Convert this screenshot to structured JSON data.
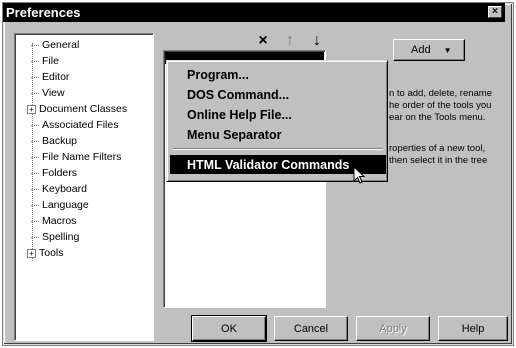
{
  "window": {
    "title": "Preferences",
    "close_glyph": "×"
  },
  "tree": {
    "items": [
      {
        "label": "General",
        "expander": ""
      },
      {
        "label": "File",
        "expander": ""
      },
      {
        "label": "Editor",
        "expander": ""
      },
      {
        "label": "View",
        "expander": ""
      },
      {
        "label": "Document Classes",
        "expander": "+"
      },
      {
        "label": "Associated Files",
        "expander": ""
      },
      {
        "label": "Backup",
        "expander": ""
      },
      {
        "label": "File Name Filters",
        "expander": ""
      },
      {
        "label": "Folders",
        "expander": ""
      },
      {
        "label": "Keyboard",
        "expander": ""
      },
      {
        "label": "Language",
        "expander": ""
      },
      {
        "label": "Macros",
        "expander": ""
      },
      {
        "label": "Spelling",
        "expander": ""
      },
      {
        "label": "Tools",
        "expander": "+"
      }
    ]
  },
  "toolbar": {
    "delete_icon": "×",
    "up_icon": "↑",
    "down_icon": "↓"
  },
  "menu": {
    "items": [
      {
        "label": "Program...",
        "highlighted": false
      },
      {
        "label": "DOS Command...",
        "highlighted": false
      },
      {
        "label": "Online Help File...",
        "highlighted": false
      },
      {
        "label": "Menu Separator",
        "highlighted": false
      },
      {
        "label": "HTML Validator Commands",
        "highlighted": true
      }
    ]
  },
  "add_button": {
    "label": "Add",
    "arrow": "▼"
  },
  "help_text": [
    "n to add, delete, rename",
    "he order of the tools you",
    "ear on the Tools menu.",
    "",
    "roperties of a new tool,",
    "then select it in the tree"
  ],
  "buttons": {
    "ok": "OK",
    "cancel": "Cancel",
    "apply": "Apply",
    "help": "Help"
  },
  "colors": {
    "face": "#c0c0c0",
    "highlight": "#000000",
    "title_bar": "#000000"
  }
}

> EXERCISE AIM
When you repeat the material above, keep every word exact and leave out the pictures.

> RESULT
Convert this screenshot to structured JSON data.
{
  "window": {
    "title": "Preferences",
    "close_glyph": "×"
  },
  "tree": {
    "items": [
      {
        "label": "General",
        "expander": ""
      },
      {
        "label": "File",
        "expander": ""
      },
      {
        "label": "Editor",
        "expander": ""
      },
      {
        "label": "View",
        "expander": ""
      },
      {
        "label": "Document Classes",
        "expander": "+"
      },
      {
        "label": "Associated Files",
        "expander": ""
      },
      {
        "label": "Backup",
        "expander": ""
      },
      {
        "label": "File Name Filters",
        "expander": ""
      },
      {
        "label": "Folders",
        "expander": ""
      },
      {
        "label": "Keyboard",
        "expander": ""
      },
      {
        "label": "Language",
        "expander": ""
      },
      {
        "label": "Macros",
        "expander": ""
      },
      {
        "label": "Spelling",
        "expander": ""
      },
      {
        "label": "Tools",
        "expander": "+"
      }
    ]
  },
  "toolbar": {
    "delete_icon": "×",
    "up_icon": "↑",
    "down_icon": "↓"
  },
  "menu": {
    "items": [
      {
        "label": "Program...",
        "highlighted": false
      },
      {
        "label": "DOS Command...",
        "highlighted": false
      },
      {
        "label": "Online Help File...",
        "highlighted": false
      },
      {
        "label": "Menu Separator",
        "highlighted": false
      },
      {
        "label": "HTML Validator Commands",
        "highlighted": true
      }
    ]
  },
  "add_button": {
    "label": "Add",
    "arrow": "▼"
  },
  "help_text": [
    "n to add, delete, rename",
    "he order of the tools you",
    "ear on the Tools menu.",
    "",
    "roperties of a new tool,",
    "then select it in the tree"
  ],
  "buttons": {
    "ok": "OK",
    "cancel": "Cancel",
    "apply": "Apply",
    "help": "Help"
  },
  "colors": {
    "face": "#c0c0c0",
    "highlight": "#000000",
    "title_bar": "#000000"
  }
}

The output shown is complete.